Elihu David Stone was born in 1888 in Meretz (Merkinė; also sometimes called Meretch or Merecz) Lithuania. He came to Boston in 1906 and attended Roxbury High School while working as a teacher at a Hebrew religious school. For a time, he was also a reporter at the Boston Journal. After graduating from Boston University Law School, he opened his own law practice in 1915. He later served two terms in the Massachusetts House of Representatives and was Assistant U.S. District Attorney for Massachusetts from 1922 to 1934.
An outspoken Zionist, Stone backed a 1919 resolution in the House of Representatives urging American delegates to the Paris Peace Conference to support the establishment of a Jewish commonwealth. He was also responsible for the Massachusetts Legislature’s passage of the 1922 Palestine Resolution, which led to the U.S. Congress favoring the establishment of a national home for the Jewish people in Palestine. He was a founder and president of the New England Zionist Region, and was also involved with numerous Jewish organizations like the Zionist Organization of America and the Jewish National Fund. Stone was also active in the local Jewish community, serving as president of Congregation Mishkan Tefila.
In 1938, he was awarded a distinguished service award by the government of Lithuania.
The Boston Meretz Relief Association, founded by Lithuanian Jewish immigrants to the Boston area, was incorporated in 1893. Its members gathered to celebrate their history and heritage; they also provided humanitarian aid to Meretzers in need in Boston or Israel, where some Jewish residents of Meretz were able to escape after the Nazi destruction of their community during WWII. The Association’s operations were discontinued in 1993.
The Meretz Relief Association Collection includes organizational records, such as constitutions, meeting minutes, and financial reports. It also includes photographs, some of which depict Meretz and its inhabitants between the two World Wars.

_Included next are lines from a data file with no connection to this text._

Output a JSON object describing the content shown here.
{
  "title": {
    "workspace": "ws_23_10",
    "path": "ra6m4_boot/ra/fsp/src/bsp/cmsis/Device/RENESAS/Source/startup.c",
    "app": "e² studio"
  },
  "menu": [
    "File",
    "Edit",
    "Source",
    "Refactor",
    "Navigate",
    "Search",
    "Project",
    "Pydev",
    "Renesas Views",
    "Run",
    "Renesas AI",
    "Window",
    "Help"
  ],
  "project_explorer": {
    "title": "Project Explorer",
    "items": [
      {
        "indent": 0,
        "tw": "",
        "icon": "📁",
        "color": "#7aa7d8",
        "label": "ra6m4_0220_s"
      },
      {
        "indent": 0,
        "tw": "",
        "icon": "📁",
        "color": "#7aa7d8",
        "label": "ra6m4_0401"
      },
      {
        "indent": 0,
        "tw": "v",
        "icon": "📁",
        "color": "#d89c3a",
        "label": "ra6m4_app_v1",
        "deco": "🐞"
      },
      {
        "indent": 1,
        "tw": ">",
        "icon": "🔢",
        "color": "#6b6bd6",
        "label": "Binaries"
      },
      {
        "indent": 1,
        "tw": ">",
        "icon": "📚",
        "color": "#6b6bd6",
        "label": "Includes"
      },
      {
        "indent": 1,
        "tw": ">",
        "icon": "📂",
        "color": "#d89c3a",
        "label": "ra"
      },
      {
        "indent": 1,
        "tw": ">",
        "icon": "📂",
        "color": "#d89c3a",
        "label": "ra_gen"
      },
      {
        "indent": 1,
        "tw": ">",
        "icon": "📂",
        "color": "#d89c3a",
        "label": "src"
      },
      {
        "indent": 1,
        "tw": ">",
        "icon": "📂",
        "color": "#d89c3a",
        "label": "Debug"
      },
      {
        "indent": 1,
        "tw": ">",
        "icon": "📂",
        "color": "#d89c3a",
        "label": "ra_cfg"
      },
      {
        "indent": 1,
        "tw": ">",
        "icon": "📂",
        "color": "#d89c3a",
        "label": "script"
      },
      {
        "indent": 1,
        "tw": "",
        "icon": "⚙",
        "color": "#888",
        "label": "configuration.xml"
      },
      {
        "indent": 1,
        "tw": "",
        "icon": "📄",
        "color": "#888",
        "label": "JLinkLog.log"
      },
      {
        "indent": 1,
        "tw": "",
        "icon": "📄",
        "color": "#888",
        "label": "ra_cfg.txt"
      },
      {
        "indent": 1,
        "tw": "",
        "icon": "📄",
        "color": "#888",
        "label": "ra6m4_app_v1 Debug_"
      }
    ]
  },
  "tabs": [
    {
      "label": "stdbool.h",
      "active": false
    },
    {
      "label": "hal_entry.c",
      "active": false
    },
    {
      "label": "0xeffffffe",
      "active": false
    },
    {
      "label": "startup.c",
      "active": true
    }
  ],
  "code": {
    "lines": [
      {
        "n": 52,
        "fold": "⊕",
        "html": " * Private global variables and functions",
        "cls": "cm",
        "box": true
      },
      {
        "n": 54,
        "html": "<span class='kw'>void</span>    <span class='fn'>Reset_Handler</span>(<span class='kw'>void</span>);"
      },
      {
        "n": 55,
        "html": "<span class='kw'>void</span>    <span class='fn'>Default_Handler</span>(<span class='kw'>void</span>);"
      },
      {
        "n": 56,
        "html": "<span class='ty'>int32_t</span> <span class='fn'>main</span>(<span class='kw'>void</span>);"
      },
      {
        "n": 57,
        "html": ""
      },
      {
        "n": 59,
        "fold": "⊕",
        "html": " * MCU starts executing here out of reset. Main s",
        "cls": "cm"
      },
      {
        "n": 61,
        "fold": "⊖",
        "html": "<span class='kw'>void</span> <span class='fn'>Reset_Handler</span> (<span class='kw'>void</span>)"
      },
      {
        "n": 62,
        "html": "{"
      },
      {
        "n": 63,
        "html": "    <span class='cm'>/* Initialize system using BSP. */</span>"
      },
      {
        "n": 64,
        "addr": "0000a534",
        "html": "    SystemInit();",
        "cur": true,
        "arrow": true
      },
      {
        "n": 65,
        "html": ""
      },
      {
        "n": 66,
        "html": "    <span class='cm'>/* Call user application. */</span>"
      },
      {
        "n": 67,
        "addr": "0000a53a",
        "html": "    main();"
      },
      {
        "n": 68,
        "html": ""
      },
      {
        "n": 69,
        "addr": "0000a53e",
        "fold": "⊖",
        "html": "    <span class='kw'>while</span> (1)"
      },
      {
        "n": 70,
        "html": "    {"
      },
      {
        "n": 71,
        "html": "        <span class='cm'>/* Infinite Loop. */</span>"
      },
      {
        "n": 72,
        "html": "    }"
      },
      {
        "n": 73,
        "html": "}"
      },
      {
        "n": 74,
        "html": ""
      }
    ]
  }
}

The Elihu David Stone Collection consists of records related to Stone’s Zionist activism and political activity. Although the bulk of the collection has to do with his professional life (Stone’s speeches and correspondence have been preserved, as have autographed letters from Calvin Coolidge and Senator Henry Cabot Lodge) a small portion pertains to his family. Elihu David Stone married Esther Israel in 1917 and they had two sons, named Theodore Mordecai and Judah Meir. The papers, in English, German, Hebrew, and Yiddish, include some family photographs and personal letters.